Grant Shapps said the expulsion was a "desperate move"
Grant Shapps said the expulsion was a "desperate move". Picture: Alamy

It comes as Russia launched an offensive in the Kharkiv region of Ukraine late last week, forcing thousands of civilians to flee their homes, and with the city itself - the second largest after Kyiv - bombarded overnight on Friday.

The move added further pressure on Ukraine's outnumbered and outgunned forces, which are waiting for delayed deliveries of weapons and ammunition from Western partners.

The Kremlin also issued a fresh World War Three threat to the West, with a Putin ally warning of a "global catastrophe".

Vyacheslav Volodin, the speaker of Russia's lower house of parliament, warned that Ukraine is "dragging the United States and Europe" into a global war.

"The Kyiv regime is dragging the United States and European countries into a big war," said Mr Volodin, who is also a close ally of Putin's and a member of Russia's Security Council.

Russian President Vladimir Putin
Russian President Vladimir Putin.

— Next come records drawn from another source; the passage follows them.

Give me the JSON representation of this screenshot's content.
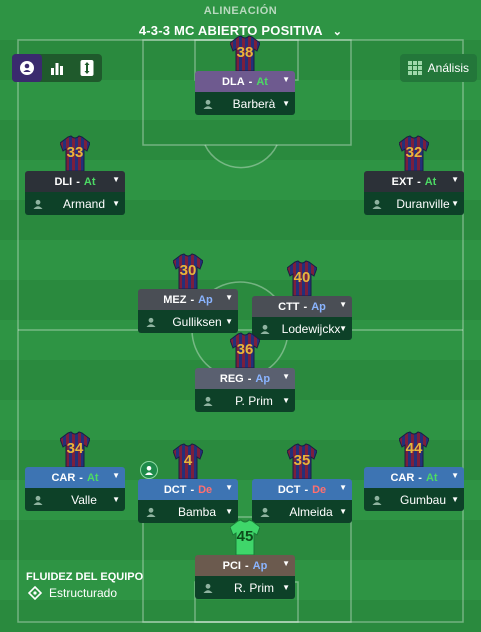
{
  "header": {
    "subtitle": "ALINEACIÓN",
    "title": "4-3-3 MC ABIERTO POSITIVA"
  },
  "analysis_label": "Análisis",
  "fluidity": {
    "label": "FLUIDEZ DEL EQUIPO",
    "value": "Estructurado"
  },
  "colors": {
    "attack": "#4cd964",
    "support": "#8ab4ff",
    "defend": "#ff6f6f"
  },
  "players": [
    {
      "id": "dla",
      "number": "38",
      "role": "DLA",
      "duty": "At",
      "name": "Barberà",
      "role_color": "#6e5a8f"
    },
    {
      "id": "dli",
      "number": "33",
      "role": "DLI",
      "duty": "At",
      "name": "Armand",
      "role_color": "#2c3138"
    },
    {
      "id": "ext",
      "number": "32",
      "role": "EXT",
      "duty": "At",
      "name": "Duranville",
      "role_color": "#2c3138"
    },
    {
      "id": "mez",
      "number": "30",
      "role": "MEZ",
      "duty": "Ap",
      "name": "Gulliksen",
      "role_color": "#4a4e55"
    },
    {
      "id": "ctt",
      "number": "40",
      "role": "CTT",
      "duty": "Ap",
      "name": "Lodewijckx",
      "role_color": "#4a4e55"
    },
    {
      "id": "reg",
      "number": "36",
      "role": "REG",
      "duty": "Ap",
      "name": "P. Prim",
      "role_color": "#5a6070"
    },
    {
      "id": "car-l",
      "number": "34",
      "role": "CAR",
      "duty": "At",
      "name": "Valle",
      "role_color": "#3d74b3"
    },
    {
      "id": "dct-l",
      "number": "4",
      "role": "DCT",
      "duty": "De",
      "name": "Bamba",
      "role_color": "#3d74b3"
    },
    {
      "id": "dct-r",
      "number": "35",
      "role": "DCT",
      "duty": "De",
      "name": "Almeida",
      "role_color": "#3d74b3"
    },
    {
      "id": "car-r",
      "number": "44",
      "role": "CAR",
      "duty": "At",
      "name": "Gumbau",
      "role_color": "#3d74b3"
    },
    {
      "id": "pci",
      "number": "45",
      "role": "PCI",
      "duty": "Ap",
      "name": "R. Prim",
      "role_color": "#6b5a4e",
      "goalkeeper": true
    }
  ]
}
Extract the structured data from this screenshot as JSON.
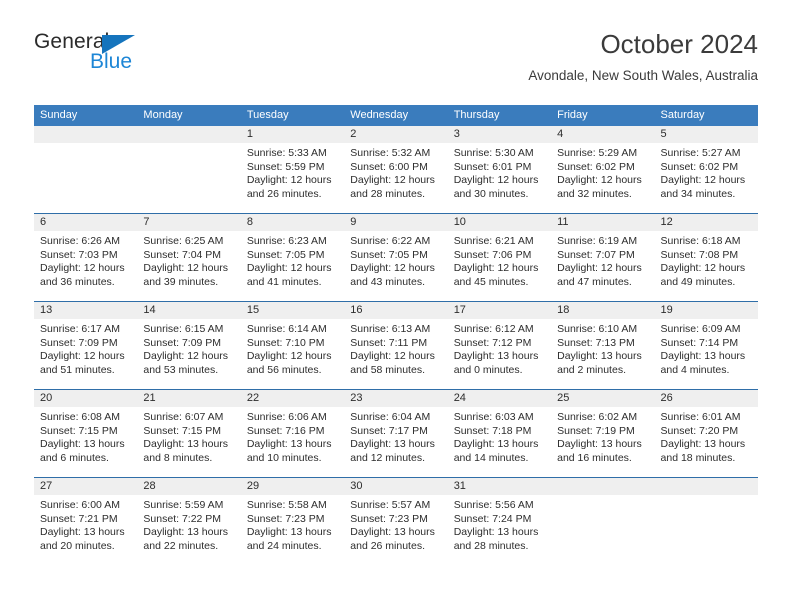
{
  "brand": {
    "name_part1": "General",
    "name_part2": "Blue",
    "triangle_icon": "triangle-icon",
    "color_dark": "#2b2b2b",
    "color_blue": "#1d86d6"
  },
  "header": {
    "title": "October 2024",
    "subtitle": "Avondale, New South Wales, Australia"
  },
  "theme": {
    "header_blue": "#3a7cbd",
    "rule_blue": "#2f6ea8",
    "band_gray": "#efefef"
  },
  "calendar": {
    "weekdays": [
      "Sunday",
      "Monday",
      "Tuesday",
      "Wednesday",
      "Thursday",
      "Friday",
      "Saturday"
    ],
    "weeks": [
      [
        {
          "day": "",
          "sunrise": "",
          "sunset": "",
          "daylight1": "",
          "daylight2": ""
        },
        {
          "day": "",
          "sunrise": "",
          "sunset": "",
          "daylight1": "",
          "daylight2": ""
        },
        {
          "day": "1",
          "sunrise": "Sunrise: 5:33 AM",
          "sunset": "Sunset: 5:59 PM",
          "daylight1": "Daylight: 12 hours",
          "daylight2": "and 26 minutes."
        },
        {
          "day": "2",
          "sunrise": "Sunrise: 5:32 AM",
          "sunset": "Sunset: 6:00 PM",
          "daylight1": "Daylight: 12 hours",
          "daylight2": "and 28 minutes."
        },
        {
          "day": "3",
          "sunrise": "Sunrise: 5:30 AM",
          "sunset": "Sunset: 6:01 PM",
          "daylight1": "Daylight: 12 hours",
          "daylight2": "and 30 minutes."
        },
        {
          "day": "4",
          "sunrise": "Sunrise: 5:29 AM",
          "sunset": "Sunset: 6:02 PM",
          "daylight1": "Daylight: 12 hours",
          "daylight2": "and 32 minutes."
        },
        {
          "day": "5",
          "sunrise": "Sunrise: 5:27 AM",
          "sunset": "Sunset: 6:02 PM",
          "daylight1": "Daylight: 12 hours",
          "daylight2": "and 34 minutes."
        }
      ],
      [
        {
          "day": "6",
          "sunrise": "Sunrise: 6:26 AM",
          "sunset": "Sunset: 7:03 PM",
          "daylight1": "Daylight: 12 hours",
          "daylight2": "and 36 minutes."
        },
        {
          "day": "7",
          "sunrise": "Sunrise: 6:25 AM",
          "sunset": "Sunset: 7:04 PM",
          "daylight1": "Daylight: 12 hours",
          "daylight2": "and 39 minutes."
        },
        {
          "day": "8",
          "sunrise": "Sunrise: 6:23 AM",
          "sunset": "Sunset: 7:05 PM",
          "daylight1": "Daylight: 12 hours",
          "daylight2": "and 41 minutes."
        },
        {
          "day": "9",
          "sunrise": "Sunrise: 6:22 AM",
          "sunset": "Sunset: 7:05 PM",
          "daylight1": "Daylight: 12 hours",
          "daylight2": "and 43 minutes."
        },
        {
          "day": "10",
          "sunrise": "Sunrise: 6:21 AM",
          "sunset": "Sunset: 7:06 PM",
          "daylight1": "Daylight: 12 hours",
          "daylight2": "and 45 minutes."
        },
        {
          "day": "11",
          "sunrise": "Sunrise: 6:19 AM",
          "sunset": "Sunset: 7:07 PM",
          "daylight1": "Daylight: 12 hours",
          "daylight2": "and 47 minutes."
        },
        {
          "day": "12",
          "sunrise": "Sunrise: 6:18 AM",
          "sunset": "Sunset: 7:08 PM",
          "daylight1": "Daylight: 12 hours",
          "daylight2": "and 49 minutes."
        }
      ],
      [
        {
          "day": "13",
          "sunrise": "Sunrise: 6:17 AM",
          "sunset": "Sunset: 7:09 PM",
          "daylight1": "Daylight: 12 hours",
          "daylight2": "and 51 minutes."
        },
        {
          "day": "14",
          "sunrise": "Sunrise: 6:15 AM",
          "sunset": "Sunset: 7:09 PM",
          "daylight1": "Daylight: 12 hours",
          "daylight2": "and 53 minutes."
        },
        {
          "day": "15",
          "sunrise": "Sunrise: 6:14 AM",
          "sunset": "Sunset: 7:10 PM",
          "daylight1": "Daylight: 12 hours",
          "daylight2": "and 56 minutes."
        },
        {
          "day": "16",
          "sunrise": "Sunrise: 6:13 AM",
          "sunset": "Sunset: 7:11 PM",
          "daylight1": "Daylight: 12 hours",
          "daylight2": "and 58 minutes."
        },
        {
          "day": "17",
          "sunrise": "Sunrise: 6:12 AM",
          "sunset": "Sunset: 7:12 PM",
          "daylight1": "Daylight: 13 hours",
          "daylight2": "and 0 minutes."
        },
        {
          "day": "18",
          "sunrise": "Sunrise: 6:10 AM",
          "sunset": "Sunset: 7:13 PM",
          "daylight1": "Daylight: 13 hours",
          "daylight2": "and 2 minutes."
        },
        {
          "day": "19",
          "sunrise": "Sunrise: 6:09 AM",
          "sunset": "Sunset: 7:14 PM",
          "daylight1": "Daylight: 13 hours",
          "daylight2": "and 4 minutes."
        }
      ],
      [
        {
          "day": "20",
          "sunrise": "Sunrise: 6:08 AM",
          "sunset": "Sunset: 7:15 PM",
          "daylight1": "Daylight: 13 hours",
          "daylight2": "and 6 minutes."
        },
        {
          "day": "21",
          "sunrise": "Sunrise: 6:07 AM",
          "sunset": "Sunset: 7:15 PM",
          "daylight1": "Daylight: 13 hours",
          "daylight2": "and 8 minutes."
        },
        {
          "day": "22",
          "sunrise": "Sunrise: 6:06 AM",
          "sunset": "Sunset: 7:16 PM",
          "daylight1": "Daylight: 13 hours",
          "daylight2": "and 10 minutes."
        },
        {
          "day": "23",
          "sunrise": "Sunrise: 6:04 AM",
          "sunset": "Sunset: 7:17 PM",
          "daylight1": "Daylight: 13 hours",
          "daylight2": "and 12 minutes."
        },
        {
          "day": "24",
          "sunrise": "Sunrise: 6:03 AM",
          "sunset": "Sunset: 7:18 PM",
          "daylight1": "Daylight: 13 hours",
          "daylight2": "and 14 minutes."
        },
        {
          "day": "25",
          "sunrise": "Sunrise: 6:02 AM",
          "sunset": "Sunset: 7:19 PM",
          "daylight1": "Daylight: 13 hours",
          "daylight2": "and 16 minutes."
        },
        {
          "day": "26",
          "sunrise": "Sunrise: 6:01 AM",
          "sunset": "Sunset: 7:20 PM",
          "daylight1": "Daylight: 13 hours",
          "daylight2": "and 18 minutes."
        }
      ],
      [
        {
          "day": "27",
          "sunrise": "Sunrise: 6:00 AM",
          "sunset": "Sunset: 7:21 PM",
          "daylight1": "Daylight: 13 hours",
          "daylight2": "and 20 minutes."
        },
        {
          "day": "28",
          "sunrise": "Sunrise: 5:59 AM",
          "sunset": "Sunset: 7:22 PM",
          "daylight1": "Daylight: 13 hours",
          "daylight2": "and 22 minutes."
        },
        {
          "day": "29",
          "sunrise": "Sunrise: 5:58 AM",
          "sunset": "Sunset: 7:23 PM",
          "daylight1": "Daylight: 13 hours",
          "daylight2": "and 24 minutes."
        },
        {
          "day": "30",
          "sunrise": "Sunrise: 5:57 AM",
          "sunset": "Sunset: 7:23 PM",
          "daylight1": "Daylight: 13 hours",
          "daylight2": "and 26 minutes."
        },
        {
          "day": "31",
          "sunrise": "Sunrise: 5:56 AM",
          "sunset": "Sunset: 7:24 PM",
          "daylight1": "Daylight: 13 hours",
          "daylight2": "and 28 minutes."
        },
        {
          "day": "",
          "sunrise": "",
          "sunset": "",
          "daylight1": "",
          "daylight2": ""
        },
        {
          "day": "",
          "sunrise": "",
          "sunset": "",
          "daylight1": "",
          "daylight2": ""
        }
      ]
    ]
  }
}
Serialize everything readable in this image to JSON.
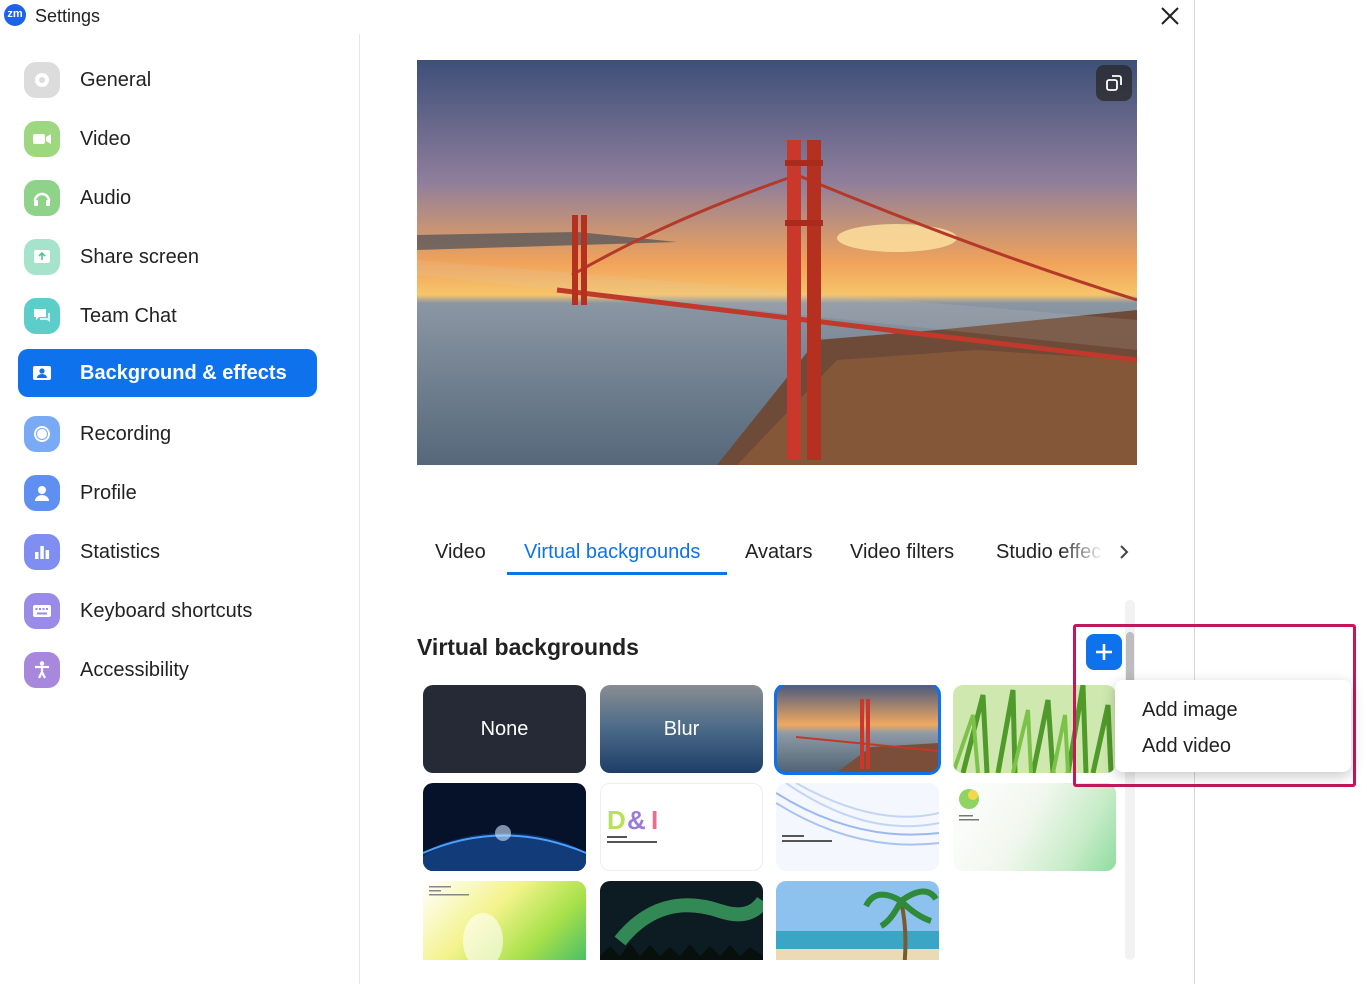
{
  "window": {
    "title": "Settings",
    "app_logo": "zm"
  },
  "sidebar": {
    "items": [
      {
        "label": "General",
        "icon": "gear-icon",
        "color": "#d9d9d9"
      },
      {
        "label": "Video",
        "icon": "video-camera-icon",
        "color": "#9dd780"
      },
      {
        "label": "Audio",
        "icon": "headphones-icon",
        "color": "#8fd28a"
      },
      {
        "label": "Share screen",
        "icon": "share-screen-icon",
        "color": "#9fe0c7"
      },
      {
        "label": "Team Chat",
        "icon": "chat-icon",
        "color": "#6bd3d0"
      },
      {
        "label": "Background & effects",
        "icon": "background-person-icon",
        "color": "#0e72ed"
      },
      {
        "label": "Recording",
        "icon": "record-icon",
        "color": "#7aa9f5"
      },
      {
        "label": "Profile",
        "icon": "profile-icon",
        "color": "#5f8ff0"
      },
      {
        "label": "Statistics",
        "icon": "statistics-icon",
        "color": "#7f8ef0"
      },
      {
        "label": "Keyboard shortcuts",
        "icon": "keyboard-icon",
        "color": "#9a8be8"
      },
      {
        "label": "Accessibility",
        "icon": "accessibility-icon",
        "color": "#a888dc"
      }
    ],
    "active_label": "Background & effects"
  },
  "tabs": [
    {
      "label": "Video"
    },
    {
      "label": "Virtual backgrounds"
    },
    {
      "label": "Avatars"
    },
    {
      "label": "Video filters"
    },
    {
      "label": "Studio effec"
    }
  ],
  "active_tab": "Virtual backgrounds",
  "section": {
    "title": "Virtual backgrounds"
  },
  "backgrounds": [
    {
      "label": "None"
    },
    {
      "label": "Blur"
    },
    {
      "label": "",
      "desc": "golden-gate-bridge",
      "selected": true
    },
    {
      "label": "",
      "desc": "grass"
    },
    {
      "label": "",
      "desc": "earth-from-space"
    },
    {
      "label": "",
      "desc": "d-and-i-logo"
    },
    {
      "label": "",
      "desc": "blue-waves"
    },
    {
      "label": "",
      "desc": "green-gradient"
    },
    {
      "label": "",
      "desc": "yellow-green-gradient"
    },
    {
      "label": "",
      "desc": "aurora"
    },
    {
      "label": "",
      "desc": "beach-palm"
    }
  ],
  "dropdown": {
    "items": [
      {
        "label": "Add image"
      },
      {
        "label": "Add video"
      }
    ]
  },
  "accent": "#0e72ed",
  "highlight_color": "#c2185b"
}
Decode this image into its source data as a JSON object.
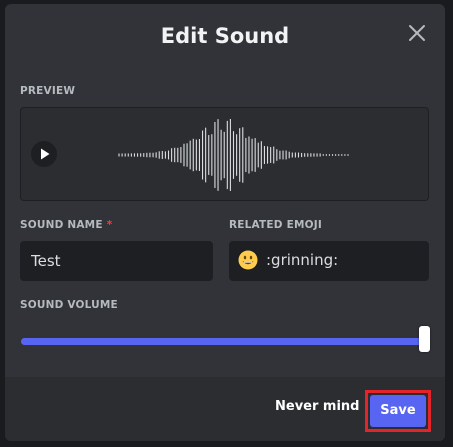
{
  "modal": {
    "title": "Edit Sound"
  },
  "preview": {
    "label": "PREVIEW"
  },
  "sound_name": {
    "label": "SOUND NAME",
    "required_mark": "*",
    "value": "Test"
  },
  "related_emoji": {
    "label": "RELATED EMOJI",
    "value": ":grinning:",
    "emoji_icon": "grinning-face-icon"
  },
  "volume": {
    "label": "SOUND VOLUME",
    "level_percent": 100
  },
  "footer": {
    "cancel_label": "Never mind",
    "save_label": "Save"
  },
  "colors": {
    "modal_bg": "#313338",
    "footer_bg": "#2b2d31",
    "accent": "#5865f2",
    "highlight": "#e3242b"
  }
}
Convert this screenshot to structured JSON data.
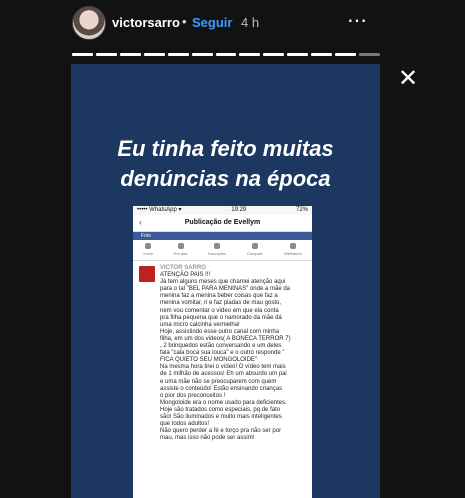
{
  "header": {
    "username": "victorsarro",
    "separator": "•",
    "follow_label": "Seguir",
    "time": "4 h",
    "more_icon": "⋯"
  },
  "story": {
    "segments_total": 13,
    "segments_viewed": 12,
    "close_icon": "✕",
    "headline": "Eu tinha feito muitas denúncias na época"
  },
  "screenshot": {
    "status_left": "••••• WhatsApp ▾",
    "status_time": "19:29",
    "status_right": "72%",
    "back_icon": "‹",
    "page_title": "Publicação de Evellym",
    "blue_bar": "Foto",
    "tabs": [
      {
        "label": "Início"
      },
      {
        "label": "Em alta"
      },
      {
        "label": "Inscrições"
      },
      {
        "label": "Compart."
      },
      {
        "label": "Biblioteca"
      }
    ],
    "post_author": "VICTOR SARRO",
    "post_lines": [
      "ATENÇÃO PAIS !!!",
      "Já tem alguns meses que chamei atenção aqui",
      "para o tal \"BEL PARA MENINAS\" onde a mãe da",
      "menina faz a menina beber coisas que faz a",
      "menina vomitar, ri e faz piadas de mau gosto,",
      "nem vou comentar o vídeo em que ela conta",
      "pra filha pequena que o namorado da mãe dá",
      "uma micro calcinha vermelha!",
      "Hoje, assistindo esse outro canal com minha",
      "filha, em um dos videos( A BONECA TERROR 7)",
      ", 2 brinquedos estão conversando e um deles",
      "fala \"cala boca sua louca\" e o outro responde \"",
      "FICA QUIETO SEU MONGOLOIDE\"",
      "Na mesma hora tirei o vídeo! O vídeo tem mais",
      "de 1 milhão de acessos! Eh um absurdo um pai",
      "e uma mãe não se preocuparem com quem",
      "assiste o conteúdo! Estão ensinando crianças",
      "o pior dos preconceitos !",
      "Mongoloide era o nome usado para deficientes.",
      "Hoje são tratados como especiais, pq de fato",
      "são! São iluminados e muito mais inteligentes",
      "que todos adultos!",
      "Não quero perder a fé e torço pra não ser por",
      "mau, mas isso não pode ser assim!"
    ]
  }
}
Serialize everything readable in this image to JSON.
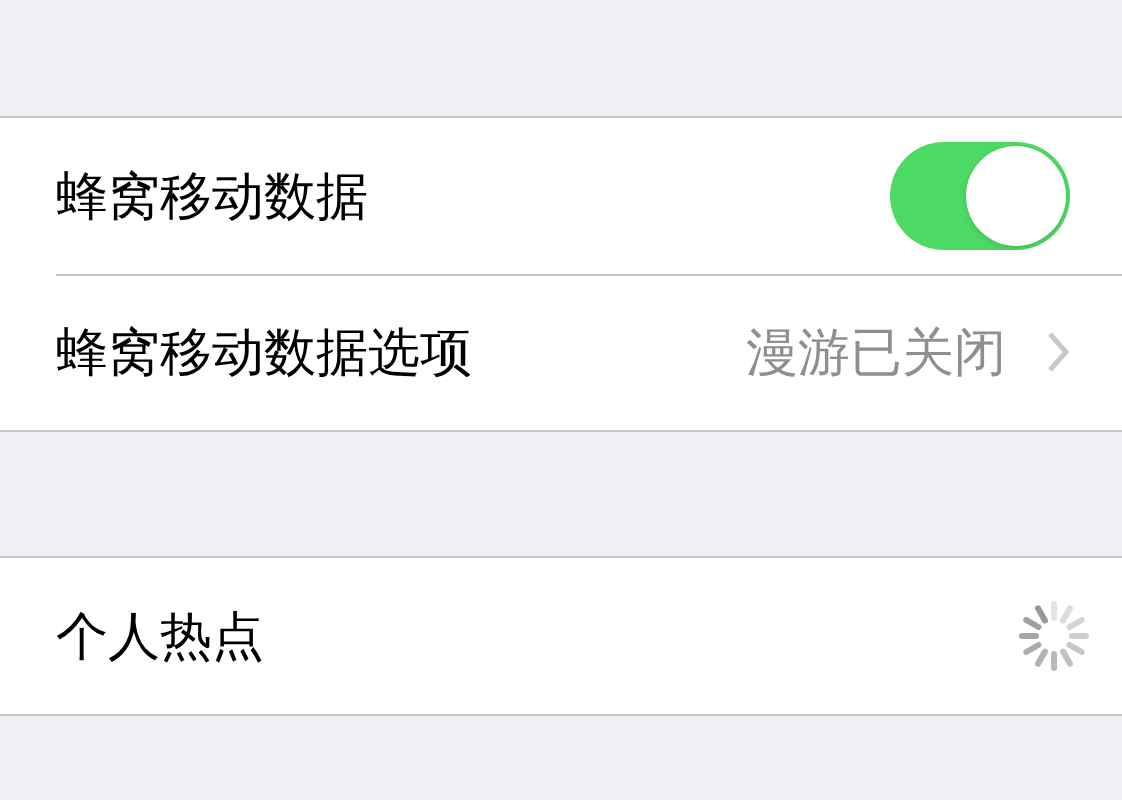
{
  "sections": [
    {
      "rows": [
        {
          "kind": "toggle",
          "label": "蜂窝移动数据",
          "on": true
        },
        {
          "kind": "detail",
          "label": "蜂窝移动数据选项",
          "value": "漫游已关闭"
        }
      ]
    },
    {
      "rows": [
        {
          "kind": "loading",
          "label": "个人热点"
        }
      ]
    }
  ]
}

Picture: Alamy

He said that lawmakers in Ukraine were trying to convince the US to allow them to use their weapons to strike Russia.

"This path leads to a tragedy that can affect all of humanity," he said.

"Western politicians need to realise their responsibility and do everything to avoid bringing the situation to a global catastrophe."

The remarks came after US Secretary of State Antony Blinken said on Wednesday that America had not "encouraged or enabled strikes outside of Ukraine, but ultimately Ukraine has to make decisions for itself about how it's going to conduct this war".

"We've been clear about our own policy, but again, these are decisions that Ukraine has to make, Ukraine will make for itself," he said.

Ukraine has said it has the right to attack Russia after having been hit by their missiles on a daily basis.

But the US has voiced concern over its weapons being used for a direct attack, amid fears it could trigger World War Three.